Dataset entries:

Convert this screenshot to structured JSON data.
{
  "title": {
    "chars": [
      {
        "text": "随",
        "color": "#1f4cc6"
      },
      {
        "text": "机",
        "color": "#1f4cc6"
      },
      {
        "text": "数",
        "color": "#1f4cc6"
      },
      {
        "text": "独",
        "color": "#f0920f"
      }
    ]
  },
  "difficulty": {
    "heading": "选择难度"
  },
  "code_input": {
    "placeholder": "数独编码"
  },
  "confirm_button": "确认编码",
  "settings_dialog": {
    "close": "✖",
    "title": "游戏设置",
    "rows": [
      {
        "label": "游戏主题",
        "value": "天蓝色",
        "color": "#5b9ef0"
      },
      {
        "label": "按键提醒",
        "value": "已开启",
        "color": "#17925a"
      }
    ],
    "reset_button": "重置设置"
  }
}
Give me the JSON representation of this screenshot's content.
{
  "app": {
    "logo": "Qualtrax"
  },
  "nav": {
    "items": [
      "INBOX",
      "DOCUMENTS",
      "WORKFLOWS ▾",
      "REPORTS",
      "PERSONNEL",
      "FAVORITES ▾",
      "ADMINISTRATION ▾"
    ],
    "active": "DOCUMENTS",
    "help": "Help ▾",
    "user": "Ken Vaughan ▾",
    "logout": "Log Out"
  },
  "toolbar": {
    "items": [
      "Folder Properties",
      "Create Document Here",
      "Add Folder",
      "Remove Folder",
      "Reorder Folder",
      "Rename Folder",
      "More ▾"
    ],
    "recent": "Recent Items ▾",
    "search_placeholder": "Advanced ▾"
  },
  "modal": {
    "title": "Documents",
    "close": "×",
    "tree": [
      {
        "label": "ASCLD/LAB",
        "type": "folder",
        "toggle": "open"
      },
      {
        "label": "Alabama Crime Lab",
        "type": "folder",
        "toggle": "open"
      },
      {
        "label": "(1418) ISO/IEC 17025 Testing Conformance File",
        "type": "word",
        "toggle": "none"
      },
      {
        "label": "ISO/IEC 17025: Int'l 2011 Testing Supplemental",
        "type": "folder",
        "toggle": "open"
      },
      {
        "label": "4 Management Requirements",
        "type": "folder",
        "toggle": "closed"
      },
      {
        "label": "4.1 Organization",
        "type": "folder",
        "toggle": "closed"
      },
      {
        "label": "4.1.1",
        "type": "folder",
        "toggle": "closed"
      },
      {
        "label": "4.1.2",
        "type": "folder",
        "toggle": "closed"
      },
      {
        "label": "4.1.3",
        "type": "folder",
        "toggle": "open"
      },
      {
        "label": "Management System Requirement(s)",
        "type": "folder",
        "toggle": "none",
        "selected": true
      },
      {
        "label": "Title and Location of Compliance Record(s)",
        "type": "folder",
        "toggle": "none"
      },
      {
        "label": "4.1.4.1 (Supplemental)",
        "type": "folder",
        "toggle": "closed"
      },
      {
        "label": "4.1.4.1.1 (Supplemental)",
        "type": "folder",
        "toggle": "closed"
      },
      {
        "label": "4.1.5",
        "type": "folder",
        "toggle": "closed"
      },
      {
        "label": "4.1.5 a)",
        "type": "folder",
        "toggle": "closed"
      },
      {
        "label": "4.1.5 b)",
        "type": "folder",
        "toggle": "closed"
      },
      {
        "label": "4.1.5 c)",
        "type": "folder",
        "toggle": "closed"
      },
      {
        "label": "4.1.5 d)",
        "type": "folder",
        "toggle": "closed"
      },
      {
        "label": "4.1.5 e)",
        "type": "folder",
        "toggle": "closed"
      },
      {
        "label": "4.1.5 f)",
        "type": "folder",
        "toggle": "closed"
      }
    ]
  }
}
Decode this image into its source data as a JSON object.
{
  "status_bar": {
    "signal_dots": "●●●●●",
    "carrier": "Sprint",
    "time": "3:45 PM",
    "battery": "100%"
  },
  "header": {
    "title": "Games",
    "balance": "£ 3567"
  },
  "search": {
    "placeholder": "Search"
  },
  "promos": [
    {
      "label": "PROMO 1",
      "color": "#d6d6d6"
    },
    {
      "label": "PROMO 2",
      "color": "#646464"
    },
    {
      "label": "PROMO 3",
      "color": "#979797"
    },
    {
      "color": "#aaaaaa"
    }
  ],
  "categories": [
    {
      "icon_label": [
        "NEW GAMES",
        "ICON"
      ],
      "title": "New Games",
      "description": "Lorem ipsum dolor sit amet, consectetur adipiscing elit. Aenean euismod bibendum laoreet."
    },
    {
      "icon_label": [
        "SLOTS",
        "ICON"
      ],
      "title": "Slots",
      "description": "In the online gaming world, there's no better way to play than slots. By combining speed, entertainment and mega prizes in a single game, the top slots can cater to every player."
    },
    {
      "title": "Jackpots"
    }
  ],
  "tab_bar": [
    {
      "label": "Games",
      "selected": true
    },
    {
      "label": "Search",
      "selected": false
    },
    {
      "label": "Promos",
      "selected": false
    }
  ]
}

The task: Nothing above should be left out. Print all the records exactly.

Response for this exercise:
Convert this screenshot to structured JSON data.
{
  "title": {
    "chars": [
      {
        "text": "随",
        "color": "#1f4cc6"
      },
      {
        "text": "机",
        "color": "#1f4cc6"
      },
      {
        "text": "数",
        "color": "#1f4cc6"
      },
      {
        "text": "独",
        "color": "#f0920f"
      }
    ]
  },
  "difficulty": {
    "heading": "选择难度"
  },
  "code_input": {
    "placeholder": "数独编码"
  },
  "confirm_button": "确认编码",
  "settings_dialog": {
    "close": "✖",
    "title": "游戏设置",
    "rows": [
      {
        "label": "游戏主题",
        "value": "天蓝色",
        "color": "#5b9ef0"
      },
      {
        "label": "按键提醒",
        "value": "已开启",
        "color": "#17925a"
      }
    ],
    "reset_button": "重置设置"
  }
}
Give me the JSON representation of this screenshot's content.
{
  "app": {
    "logo": "Qualtrax"
  },
  "nav": {
    "items": [
      "INBOX",
      "DOCUMENTS",
      "WORKFLOWS ▾",
      "REPORTS",
      "PERSONNEL",
      "FAVORITES ▾",
      "ADMINISTRATION ▾"
    ],
    "active": "DOCUMENTS",
    "help": "Help ▾",
    "user": "Ken Vaughan ▾",
    "logout": "Log Out"
  },
  "toolbar": {
    "items": [
      "Folder Properties",
      "Create Document Here",
      "Add Folder",
      "Remove Folder",
      "Reorder Folder",
      "Rename Folder",
      "More ▾"
    ],
    "recent": "Recent Items ▾",
    "search_placeholder": "Advanced ▾"
  },
  "modal": {
    "title": "Documents",
    "close": "×",
    "tree": [
      {
        "label": "ASCLD/LAB",
        "type": "folder",
        "toggle": "open"
      },
      {
        "label": "Alabama Crime Lab",
        "type": "folder",
        "toggle": "open"
      },
      {
        "label": "(1418) ISO/IEC 17025 Testing Conformance File",
        "type": "word",
        "toggle": "none"
      },
      {
        "label": "ISO/IEC 17025: Int'l 2011 Testing Supplemental",
        "type": "folder",
        "toggle": "open"
      },
      {
        "label": "4 Management Requirements",
        "type": "folder",
        "toggle": "closed"
      },
      {
        "label": "4.1 Organization",
        "type": "folder",
        "toggle": "closed"
      },
      {
        "label": "4.1.1",
        "type": "folder",
        "toggle": "closed"
      },
      {
        "label": "4.1.2",
        "type": "folder",
        "toggle": "closed"
      },
      {
        "label": "4.1.3",
        "type": "folder",
        "toggle": "open"
      },
      {
        "label": "Management System Requirement(s)",
        "type": "folder",
        "toggle": "none",
        "selected": true
      },
      {
        "label": "Title and Location of Compliance Record(s)",
        "type": "folder",
        "toggle": "none"
      },
      {
        "label": "4.1.4.1 (Supplemental)",
        "type": "folder",
        "toggle": "closed"
      },
      {
        "label": "4.1.4.1.1 (Supplemental)",
        "type": "folder",
        "toggle": "closed"
      },
      {
        "label": "4.1.5",
        "type": "folder",
        "toggle": "closed"
      },
      {
        "label": "4.1.5 a)",
        "type": "folder",
        "toggle": "closed"
      },
      {
        "label": "4.1.5 b)",
        "type": "folder",
        "toggle": "closed"
      },
      {
        "label": "4.1.5 c)",
        "type": "folder",
        "toggle": "closed"
      },
      {
        "label": "4.1.5 d)",
        "type": "folder",
        "toggle": "closed"
      },
      {
        "label": "4.1.5 e)",
        "type": "folder",
        "toggle": "closed"
      },
      {
        "label": "4.1.5 f)",
        "type": "folder",
        "toggle": "closed"
      }
    ]
  }
}
Decode this image into its source data as a JSON object.
{
  "status_bar": {
    "signal_dots": "●●●●●",
    "carrier": "Sprint",
    "time": "3:45 PM",
    "battery": "100%"
  },
  "header": {
    "title": "Games",
    "balance": "£ 3567"
  },
  "search": {
    "placeholder": "Search"
  },
  "promos": [
    {
      "label": "PROMO 1",
      "color": "#d6d6d6"
    },
    {
      "label": "PROMO 2",
      "color": "#646464"
    },
    {
      "label": "PROMO 3",
      "color": "#979797"
    },
    {
      "color": "#aaaaaa"
    }
  ],
  "categories": [
    {
      "icon_label": [
        "NEW GAMES",
        "ICON"
      ],
      "title": "New Games",
      "description": "Lorem ipsum dolor sit amet, consectetur adipiscing elit. Aenean euismod bibendum laoreet."
    },
    {
      "icon_label": [
        "SLOTS",
        "ICON"
      ],
      "title": "Slots",
      "description": "In the online gaming world, there's no better way to play than slots. By combining speed, entertainment and mega prizes in a single game, the top slots can cater to every player."
    },
    {
      "title": "Jackpots"
    }
  ],
  "tab_bar": [
    {
      "label": "Games",
      "selected": true
    },
    {
      "label": "Search",
      "selected": false
    },
    {
      "label": "Promos",
      "selected": false
    }
  ]
}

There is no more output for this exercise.